    1. When I read a recipe that includes "goat cheese" I assume that it means a young, non-aged fresh chevre. That's what I would choose for a beet salad. You could substitute fresh ricotta but it offers, generally, less tang. I view ricotta more as a starting mechanism or an additive that gets infused with other flavors to make it interesting. A good sheep milk ricotta can be terrific but a little bland until jazzed up a bit. It makes a great dipping sauce for grissini with a little roasted garlic and truffle oil and whipped a bit.

      1. Thanks to both of you for your thoughts. It's a pasta so thought I might want to take advantage of what many neighborhood food bloggers say is the best fresh ricotta in Brooklyn. Stick to goat cheese and see what happens.

        2 Replies
        1. re: hdoran

          Welcome to Chowhound! Any recipe calling for "goat cheese" is almost certainly looking for fresh chevre, which has the texture of cream cheese. Ricotta will be delicious, if a bit more mildly flavored, but you have to consider that ricotta doesn't behave the same way as chevre. It won't melt/dissolve into the pasta. Think lasagna or baked ziti. You'll have those small curds flecked throughout the dish. Nothing wrong with that, more an appearance issue, but my assumption is the original recipe is using the melted chevre to sauce the pasta in a creamier way.

          1. re: sbp

            +1. If you didn't like the taste of chevre, I could see this as a substitution, but ricotta doesn't melt to smooth like chevre does. That being said, I LOVE a dollop of ricotta on top of a nice rustic pasta, so that might be a good use of your fresh stuff.
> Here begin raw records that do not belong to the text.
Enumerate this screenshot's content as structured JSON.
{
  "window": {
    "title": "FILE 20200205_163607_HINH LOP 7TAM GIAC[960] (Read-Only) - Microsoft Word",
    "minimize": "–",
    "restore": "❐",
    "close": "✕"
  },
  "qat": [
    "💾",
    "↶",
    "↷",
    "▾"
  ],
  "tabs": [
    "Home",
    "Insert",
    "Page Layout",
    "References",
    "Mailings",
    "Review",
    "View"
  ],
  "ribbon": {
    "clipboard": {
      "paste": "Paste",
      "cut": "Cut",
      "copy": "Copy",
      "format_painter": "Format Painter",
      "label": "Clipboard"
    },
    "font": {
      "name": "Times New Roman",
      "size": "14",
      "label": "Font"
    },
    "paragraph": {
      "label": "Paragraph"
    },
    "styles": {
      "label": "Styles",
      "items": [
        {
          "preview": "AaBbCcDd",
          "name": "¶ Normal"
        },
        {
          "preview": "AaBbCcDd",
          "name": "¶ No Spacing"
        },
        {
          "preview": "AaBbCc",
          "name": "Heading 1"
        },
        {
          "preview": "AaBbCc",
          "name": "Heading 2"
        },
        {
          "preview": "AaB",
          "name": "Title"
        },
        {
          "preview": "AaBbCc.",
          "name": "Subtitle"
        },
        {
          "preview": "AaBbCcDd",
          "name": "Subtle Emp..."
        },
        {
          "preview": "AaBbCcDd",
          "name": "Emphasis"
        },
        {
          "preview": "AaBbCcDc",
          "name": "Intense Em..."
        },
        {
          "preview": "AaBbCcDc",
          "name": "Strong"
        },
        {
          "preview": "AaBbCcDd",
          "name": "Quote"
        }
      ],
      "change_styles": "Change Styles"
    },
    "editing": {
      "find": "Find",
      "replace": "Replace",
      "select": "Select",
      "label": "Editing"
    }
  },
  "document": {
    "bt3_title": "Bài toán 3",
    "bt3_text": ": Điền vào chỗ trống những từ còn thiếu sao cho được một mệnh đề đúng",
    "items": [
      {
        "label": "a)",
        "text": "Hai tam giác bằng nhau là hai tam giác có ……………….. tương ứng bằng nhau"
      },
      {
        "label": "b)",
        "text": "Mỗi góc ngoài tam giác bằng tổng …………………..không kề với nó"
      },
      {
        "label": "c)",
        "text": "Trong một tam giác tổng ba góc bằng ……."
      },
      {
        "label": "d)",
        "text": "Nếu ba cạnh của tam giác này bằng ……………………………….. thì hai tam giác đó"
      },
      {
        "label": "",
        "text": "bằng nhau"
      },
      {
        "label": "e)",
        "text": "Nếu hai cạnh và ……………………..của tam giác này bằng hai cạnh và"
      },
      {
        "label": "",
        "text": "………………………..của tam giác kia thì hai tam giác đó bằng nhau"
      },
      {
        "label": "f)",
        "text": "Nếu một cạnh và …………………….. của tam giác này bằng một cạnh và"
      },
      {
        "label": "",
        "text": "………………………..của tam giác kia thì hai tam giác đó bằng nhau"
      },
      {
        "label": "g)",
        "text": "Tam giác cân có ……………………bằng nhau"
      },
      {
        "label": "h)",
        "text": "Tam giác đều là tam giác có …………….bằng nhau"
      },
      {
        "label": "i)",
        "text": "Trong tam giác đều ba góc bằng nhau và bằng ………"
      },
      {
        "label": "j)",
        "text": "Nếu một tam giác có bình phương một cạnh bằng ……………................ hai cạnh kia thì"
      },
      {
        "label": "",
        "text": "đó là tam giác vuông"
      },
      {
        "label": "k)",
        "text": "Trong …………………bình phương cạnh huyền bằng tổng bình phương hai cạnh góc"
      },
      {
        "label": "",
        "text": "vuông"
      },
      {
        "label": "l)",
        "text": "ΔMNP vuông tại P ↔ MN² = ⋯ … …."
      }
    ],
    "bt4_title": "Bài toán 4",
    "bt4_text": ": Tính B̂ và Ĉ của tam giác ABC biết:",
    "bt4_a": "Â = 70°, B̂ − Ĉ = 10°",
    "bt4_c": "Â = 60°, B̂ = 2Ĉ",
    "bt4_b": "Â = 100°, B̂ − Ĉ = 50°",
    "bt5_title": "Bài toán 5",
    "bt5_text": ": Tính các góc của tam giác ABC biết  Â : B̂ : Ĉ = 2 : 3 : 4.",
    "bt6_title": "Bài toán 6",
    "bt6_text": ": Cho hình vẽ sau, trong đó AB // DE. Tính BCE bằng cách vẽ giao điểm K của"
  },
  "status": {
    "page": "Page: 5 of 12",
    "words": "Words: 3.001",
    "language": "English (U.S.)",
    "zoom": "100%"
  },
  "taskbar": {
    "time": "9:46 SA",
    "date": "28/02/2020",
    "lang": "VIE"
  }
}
Don't forget to salt it!

        2. I would be using whatever goats cheese that I generally buy for eating.

          That way, I ensure that I have one that suits my personal taste. I like one that's mature but still softish - say around six month's maturing. For my taste, one's that havnt had much maturing can be very bland with no hint of goatiness and I try to avoid them.